The WPC gleaned their information from the report based on conversations with transportation planners from 19 of the 24 various jurisdictions around the Portland metro area, citizen surveys, and field observations. From that work, three themes emerged: the need for safer crossings, more walkable destinations, and a greater focus on making sure our system meets the mobility and access needs of an aging population.
A lack of funding for walking-specific infrastructure was cited as one of the top 12 “Key Findings” in the report. On the lack of funding, the report states:
“This is not, fundamentally, an issue of money; it is an issue of political will. One hundred percent of our region’s population use sidewalks and crossings daily, yet generally less than one percent of transportation budgets are available to improve walking conditions…
Pedestrian infrastructure needs its own dedicated funding sources that are not exclusively reliant on development- related improvements… Funding sources should be as stable and diverse as the funding identified for automobile transportation. Developing funding mechanisms for improving walking/rolling will require creativity, innovation, and political will.”

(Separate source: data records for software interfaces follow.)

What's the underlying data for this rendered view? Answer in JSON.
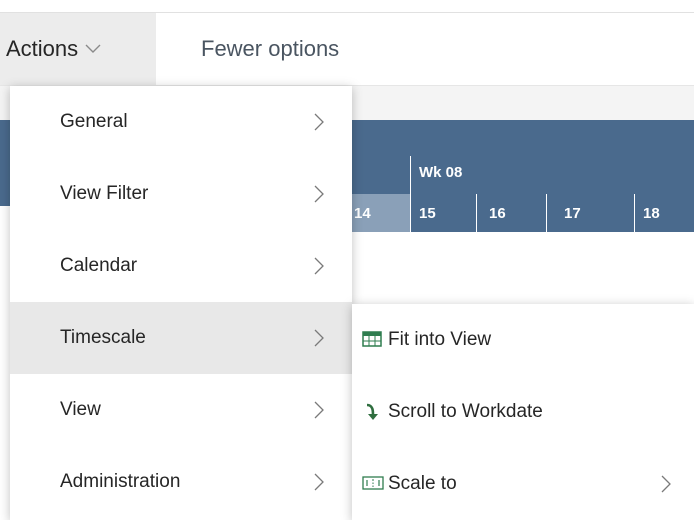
{
  "action_bar": {
    "actions_label": "Actions",
    "fewer_options_label": "Fewer options"
  },
  "gantt": {
    "week_label": "Wk 08",
    "prev_day": "14",
    "days": [
      "15",
      "16",
      "17",
      "18"
    ]
  },
  "menu": {
    "items": [
      {
        "label": "General"
      },
      {
        "label": "View Filter"
      },
      {
        "label": "Calendar"
      },
      {
        "label": "Timescale"
      },
      {
        "label": "View"
      },
      {
        "label": "Administration"
      }
    ]
  },
  "submenu": {
    "items": [
      {
        "label": "Fit into View",
        "icon": "fit-into-view-icon"
      },
      {
        "label": "Scroll to Workdate",
        "icon": "scroll-to-workdate-icon"
      },
      {
        "label": "Scale to",
        "icon": "scale-to-icon"
      }
    ]
  },
  "colors": {
    "gantt_header": "#4a6a8d",
    "gantt_prev_day": "#8aa0b8",
    "menu_active": "#e8e8e8",
    "actions_tab": "#ececec"
  }
}
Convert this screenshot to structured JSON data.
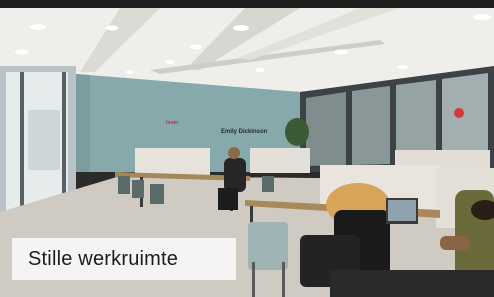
{
  "caption": {
    "text": "Stille werkruimte"
  },
  "wall_text": {
    "highlight": "brain",
    "author": "Emily Dickinson"
  }
}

Slated to speak at today’s press event were: WPC Executive Director Stephanie Routh; Ian Jaquiss, Trailblazers Director of Community Programs; Jonathan Nicholas, Metro Executive Council for Active Transportation Chair; Neil McFarlane, TriMet General Manager; and Andrew Singelakis Washington County Land Use and Transportation Director.
Browse the executive summary of the report below: